"I said, 'I'm busy here, I don't know who you are, get off the stage' and he said, 'Wait a minute, what are you doing?' and I said, 'What I'm doing is trying to make this production work — we got some wacko designer who designed too much and I have to make it work, so get off the stage.' And the following morning, Mr. Bing invited me into his office and there was this man I'd thrown off the stage. And he said, 'Mr. Volpe, I'd like to formally introduce you to Mr. Zeffirelli.'"
That would be famed movie and opera director Franco Zeffirelli.
Right from the start, Volpe watched and listened and learned every aspect of the business — labor negotiations, budgets, working with the crew and the company.
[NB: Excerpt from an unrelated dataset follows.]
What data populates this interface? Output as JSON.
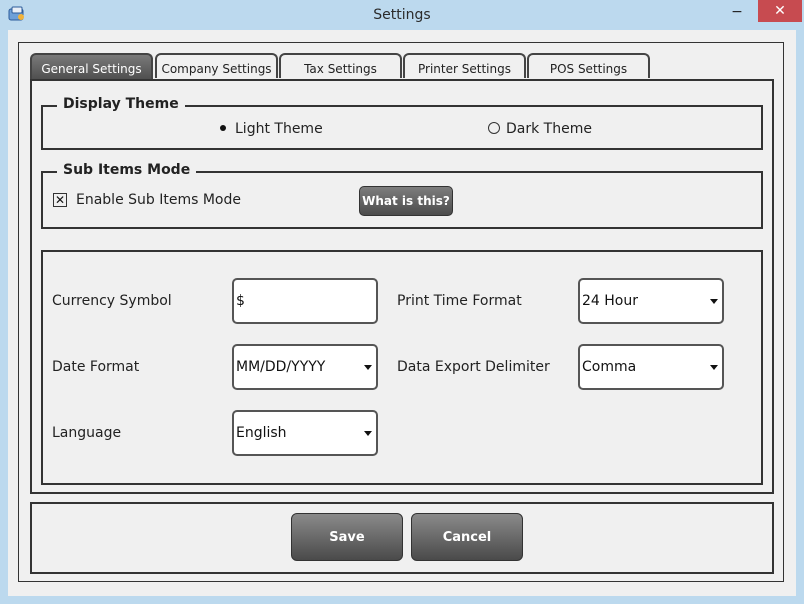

But in 1989, when the general manager's job opened up, he didn't get it.
"There were those who felt that socially it wouldn't work out," Volpe says now. "And there were those who said, 'Who will talk to the artists? 'Cause Joe can't talk to the artists.' In fact, one of the members of that committee apologized to me a few years later, saying 'I was really wrong.'"
"All in all, it worked out better for me that we had this period where this person failed for seven months," he says. "'Cause then they had to come to me."
Under Volpe's direction the Met has traveled the world; continued to be heard on the radio (and now over the Internet); established an opera education program for New York City school children; and enjoyed labor peace with workers and performers.
And Volpe has passed on some of the lessons he's learned to his business school students.
"If you operate your life without passion in what you believe in, and it's all just what's in the book, then I don't believe you'll have the opportunities," Volpe says.
In forty years at the met, Joseph Volpe has made his own opportunities. And now, with all he's accomplished, another opportunity awaits.
"I've been lucky to be here, but I'm looking forward to my time out," he says. "Everybody has this concern — 'Joe Volpe, what's he going to do? He works night and day.' Well prior to accepting this job my wife and I had great times together; we'd go to the theater, go all over, and do things. That's what I want back."